►

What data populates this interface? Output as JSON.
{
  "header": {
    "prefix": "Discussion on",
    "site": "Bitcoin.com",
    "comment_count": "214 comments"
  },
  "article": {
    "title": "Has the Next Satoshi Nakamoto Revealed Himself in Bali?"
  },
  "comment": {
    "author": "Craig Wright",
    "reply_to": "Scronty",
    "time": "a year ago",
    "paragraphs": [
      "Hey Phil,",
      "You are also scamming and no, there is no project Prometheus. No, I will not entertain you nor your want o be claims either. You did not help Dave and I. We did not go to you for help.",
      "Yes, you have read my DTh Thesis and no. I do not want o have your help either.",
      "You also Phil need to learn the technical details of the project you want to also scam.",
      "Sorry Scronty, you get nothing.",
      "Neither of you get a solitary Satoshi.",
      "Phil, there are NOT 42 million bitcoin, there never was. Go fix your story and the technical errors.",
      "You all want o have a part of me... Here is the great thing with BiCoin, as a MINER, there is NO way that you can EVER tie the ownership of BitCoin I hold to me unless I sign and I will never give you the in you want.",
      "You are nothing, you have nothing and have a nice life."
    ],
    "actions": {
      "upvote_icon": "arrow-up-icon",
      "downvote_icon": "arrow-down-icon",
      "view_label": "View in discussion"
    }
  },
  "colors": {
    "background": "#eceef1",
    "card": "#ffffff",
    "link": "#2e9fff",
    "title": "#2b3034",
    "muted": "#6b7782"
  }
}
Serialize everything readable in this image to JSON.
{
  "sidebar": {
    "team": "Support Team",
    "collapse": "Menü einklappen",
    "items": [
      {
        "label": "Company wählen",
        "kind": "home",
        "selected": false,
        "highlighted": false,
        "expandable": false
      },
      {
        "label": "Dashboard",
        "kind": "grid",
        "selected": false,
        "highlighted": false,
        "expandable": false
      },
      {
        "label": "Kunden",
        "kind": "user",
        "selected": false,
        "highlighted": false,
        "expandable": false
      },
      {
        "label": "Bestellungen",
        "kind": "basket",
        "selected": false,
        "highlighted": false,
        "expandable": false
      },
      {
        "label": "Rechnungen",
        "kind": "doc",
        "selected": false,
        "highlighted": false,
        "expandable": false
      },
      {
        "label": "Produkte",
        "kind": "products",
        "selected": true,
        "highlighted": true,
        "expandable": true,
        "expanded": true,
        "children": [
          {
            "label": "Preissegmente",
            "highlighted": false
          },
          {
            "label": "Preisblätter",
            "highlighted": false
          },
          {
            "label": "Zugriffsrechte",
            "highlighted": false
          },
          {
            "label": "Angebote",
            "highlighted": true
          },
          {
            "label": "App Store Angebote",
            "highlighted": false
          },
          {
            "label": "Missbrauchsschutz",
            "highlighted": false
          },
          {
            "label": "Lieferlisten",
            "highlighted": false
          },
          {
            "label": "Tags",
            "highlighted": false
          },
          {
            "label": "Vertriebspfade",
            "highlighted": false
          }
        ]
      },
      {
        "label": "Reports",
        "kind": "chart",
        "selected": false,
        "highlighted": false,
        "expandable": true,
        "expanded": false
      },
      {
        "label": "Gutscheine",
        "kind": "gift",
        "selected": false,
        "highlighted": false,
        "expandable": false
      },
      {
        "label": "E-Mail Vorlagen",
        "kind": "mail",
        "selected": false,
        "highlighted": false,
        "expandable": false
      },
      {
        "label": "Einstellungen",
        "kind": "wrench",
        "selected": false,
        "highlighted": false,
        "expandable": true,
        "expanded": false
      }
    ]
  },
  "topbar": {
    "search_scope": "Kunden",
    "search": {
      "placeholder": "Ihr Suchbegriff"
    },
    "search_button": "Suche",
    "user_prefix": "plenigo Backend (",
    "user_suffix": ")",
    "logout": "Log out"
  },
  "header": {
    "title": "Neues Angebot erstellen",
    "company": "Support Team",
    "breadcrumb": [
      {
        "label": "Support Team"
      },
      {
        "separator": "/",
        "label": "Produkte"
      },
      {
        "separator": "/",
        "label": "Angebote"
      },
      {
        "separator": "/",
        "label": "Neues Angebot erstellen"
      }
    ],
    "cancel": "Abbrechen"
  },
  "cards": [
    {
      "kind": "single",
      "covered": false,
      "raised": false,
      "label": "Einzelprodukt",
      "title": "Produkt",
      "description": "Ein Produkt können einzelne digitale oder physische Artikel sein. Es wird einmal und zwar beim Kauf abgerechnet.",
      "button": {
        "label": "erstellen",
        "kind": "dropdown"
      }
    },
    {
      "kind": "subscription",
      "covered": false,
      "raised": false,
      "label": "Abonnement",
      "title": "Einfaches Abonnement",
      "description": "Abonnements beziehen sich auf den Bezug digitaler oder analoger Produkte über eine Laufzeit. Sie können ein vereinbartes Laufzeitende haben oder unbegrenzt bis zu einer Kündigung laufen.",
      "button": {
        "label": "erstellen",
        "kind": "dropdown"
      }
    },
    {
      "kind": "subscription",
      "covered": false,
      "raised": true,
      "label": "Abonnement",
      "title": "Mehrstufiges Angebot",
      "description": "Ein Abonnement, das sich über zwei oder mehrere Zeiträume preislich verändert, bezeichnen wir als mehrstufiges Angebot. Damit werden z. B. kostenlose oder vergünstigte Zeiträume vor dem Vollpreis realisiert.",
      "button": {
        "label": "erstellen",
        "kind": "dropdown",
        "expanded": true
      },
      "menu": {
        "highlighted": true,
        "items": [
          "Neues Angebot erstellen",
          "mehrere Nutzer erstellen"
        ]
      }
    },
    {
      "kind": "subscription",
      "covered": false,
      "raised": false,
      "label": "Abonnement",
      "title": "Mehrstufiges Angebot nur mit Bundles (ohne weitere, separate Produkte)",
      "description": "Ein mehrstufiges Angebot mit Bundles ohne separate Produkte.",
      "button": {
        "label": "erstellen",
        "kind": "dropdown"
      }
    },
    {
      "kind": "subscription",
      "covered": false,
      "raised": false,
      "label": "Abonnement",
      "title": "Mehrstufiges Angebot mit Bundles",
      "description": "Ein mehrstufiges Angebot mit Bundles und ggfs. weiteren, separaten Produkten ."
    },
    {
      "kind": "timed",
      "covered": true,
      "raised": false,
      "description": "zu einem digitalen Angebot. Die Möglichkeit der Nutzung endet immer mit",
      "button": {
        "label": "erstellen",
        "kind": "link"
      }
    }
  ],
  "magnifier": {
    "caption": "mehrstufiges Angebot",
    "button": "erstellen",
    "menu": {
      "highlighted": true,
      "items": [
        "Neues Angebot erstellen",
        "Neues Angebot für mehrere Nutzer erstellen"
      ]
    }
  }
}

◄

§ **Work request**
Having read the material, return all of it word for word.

§ **Solution for this problem**
What data populates this interface? Output as JSON.
{
  "header": {
    "prefix": "Discussion on",
    "site": "Bitcoin.com",
    "comment_count": "214 comments"
  },
  "article": {
    "title": "Has the Next Satoshi Nakamoto Revealed Himself in Bali?"
  },
  "comment": {
    "author": "Craig Wright",
    "reply_to": "Scronty",
    "time": "a year ago",
    "paragraphs": [
      "Hey Phil,",
      "You are also scamming and no, there is no project Prometheus. No, I will not entertain you nor your want o be claims either. You did not help Dave and I. We did not go to you for help.",
      "Yes, you have read my DTh Thesis and no. I do not want o have your help either.",
      "You also Phil need to learn the technical details of the project you want to also scam.",
      "Sorry Scronty, you get nothing.",
      "Neither of you get a solitary Satoshi.",
      "Phil, there are NOT 42 million bitcoin, there never was. Go fix your story and the technical errors.",
      "You all want o have a part of me... Here is the great thing with BiCoin, as a MINER, there is NO way that you can EVER tie the ownership of BitCoin I hold to me unless I sign and I will never give you the in you want.",
      "You are nothing, you have nothing and have a nice life."
    ],
    "actions": {
      "upvote_icon": "arrow-up-icon",
      "downvote_icon": "arrow-down-icon",
      "view_label": "View in discussion"
    }
  },
  "colors": {
    "background": "#eceef1",
    "card": "#ffffff",
    "link": "#2e9fff",
    "title": "#2b3034",
    "muted": "#6b7782"
  }
}
Serialize everything readable in this image to JSON.
{
  "sidebar": {
    "team": "Support Team",
    "collapse": "Menü einklappen",
    "items": [
      {
        "label": "Company wählen",
        "kind": "home",
        "selected": false,
        "highlighted": false,
        "expandable": false
      },
      {
        "label": "Dashboard",
        "kind": "grid",
        "selected": false,
        "highlighted": false,
        "expandable": false
      },
      {
        "label": "Kunden",
        "kind": "user",
        "selected": false,
        "highlighted": false,
        "expandable": false
      },
      {
        "label": "Bestellungen",
        "kind": "basket",
        "selected": false,
        "highlighted": false,
        "expandable": false
      },
      {
        "label": "Rechnungen",
        "kind": "doc",
        "selected": false,
        "highlighted": false,
        "expandable": false
      },
      {
        "label": "Produkte",
        "kind": "products",
        "selected": true,
        "highlighted": true,
        "expandable": true,
        "expanded": true,
        "children": [
          {
            "label": "Preissegmente",
            "highlighted": false
          },
          {
            "label": "Preisblätter",
            "highlighted": false
          },
          {
            "label": "Zugriffsrechte",
            "highlighted": false
          },
          {
            "label": "Angebote",
            "highlighted": true
          },
          {
            "label": "App Store Angebote",
            "highlighted": false
          },
          {
            "label": "Missbrauchsschutz",
            "highlighted": false
          },
          {
            "label": "Lieferlisten",
            "highlighted": false
          },
          {
            "label": "Tags",
            "highlighted": false
          },
          {
            "label": "Vertriebspfade",
            "highlighted": false
          }
        ]
      },
      {
        "label": "Reports",
        "kind": "chart",
        "selected": false,
        "highlighted": false,
        "expandable": true,
        "expanded": false
      },
      {
        "label": "Gutscheine",
        "kind": "gift",
        "selected": false,
        "highlighted": false,
        "expandable": false
      },
      {
        "label": "E-Mail Vorlagen",
        "kind": "mail",
        "selected": false,
        "highlighted": false,
        "expandable": false
      },
      {
        "label": "Einstellungen",
        "kind": "wrench",
        "selected": false,
        "highlighted": false,
        "expandable": true,
        "expanded": false
      }
    ]
  },
  "topbar": {
    "search_scope": "Kunden",
    "search": {
      "placeholder": "Ihr Suchbegriff"
    },
    "search_button": "Suche",
    "user_prefix": "plenigo Backend (",
    "user_suffix": ")",
    "logout": "Log out"
  },
  "header": {
    "title": "Neues Angebot erstellen",
    "company": "Support Team",
    "breadcrumb": [
      {
        "label": "Support Team"
      },
      {
        "separator": "/",
        "label": "Produkte"
      },
      {
        "separator": "/",
        "label": "Angebote"
      },
      {
        "separator": "/",
        "label": "Neues Angebot erstellen"
      }
    ],
    "cancel": "Abbrechen"
  },
  "cards": [
    {
      "kind": "single",
      "covered": false,
      "raised": false,
      "label": "Einzelprodukt",
      "title": "Produkt",
      "description": "Ein Produkt können einzelne digitale oder physische Artikel sein. Es wird einmal und zwar beim Kauf abgerechnet.",
      "button": {
        "label": "erstellen",
        "kind": "dropdown"
      }
    },
    {
      "kind": "subscription",
      "covered": false,
      "raised": false,
      "label": "Abonnement",
      "title": "Einfaches Abonnement",
      "description": "Abonnements beziehen sich auf den Bezug digitaler oder analoger Produkte über eine Laufzeit. Sie können ein vereinbartes Laufzeitende haben oder unbegrenzt bis zu einer Kündigung laufen.",
      "button": {
        "label": "erstellen",
        "kind": "dropdown"
      }
    },
    {
      "kind": "subscription",
      "covered": false,
      "raised": true,
      "label": "Abonnement",
      "title": "Mehrstufiges Angebot",
      "description": "Ein Abonnement, das sich über zwei oder mehrere Zeiträume preislich verändert, bezeichnen wir als mehrstufiges Angebot. Damit werden z. B. kostenlose oder vergünstigte Zeiträume vor dem Vollpreis realisiert.",
      "button": {
        "label": "erstellen",
        "kind": "dropdown",
        "expanded": true
      },
      "menu": {
        "highlighted": true,
        "items": [
          "Neues Angebot erstellen",
          "mehrere Nutzer erstellen"
        ]
      }
    },
    {
      "kind": "subscription",
      "covered": false,
      "raised": false,
      "label": "Abonnement",
      "title": "Mehrstufiges Angebot nur mit Bundles (ohne weitere, separate Produkte)",
      "description": "Ein mehrstufiges Angebot mit Bundles ohne separate Produkte.",
      "button": {
        "label": "erstellen",
        "kind": "dropdown"
      }
    },
    {
      "kind": "subscription",
      "covered": false,
      "raised": false,
      "label": "Abonnement",
      "title": "Mehrstufiges Angebot mit Bundles",
      "description": "Ein mehrstufiges Angebot mit Bundles und ggfs. weiteren, separaten Produkten ."
    },
    {
      "kind": "timed",
      "covered": true,
      "raised": false,
      "description": "zu einem digitalen Angebot. Die Möglichkeit der Nutzung endet immer mit",
      "button": {
        "label": "erstellen",
        "kind": "link"
      }
    }
  ],
  "magnifier": {
    "caption": "mehrstufiges Angebot",
    "button": "erstellen",
    "menu": {
      "highlighted": true,
      "items": [
        "Neues Angebot erstellen",
        "Neues Angebot für mehrere Nutzer erstellen"
      ]
    }
  }
}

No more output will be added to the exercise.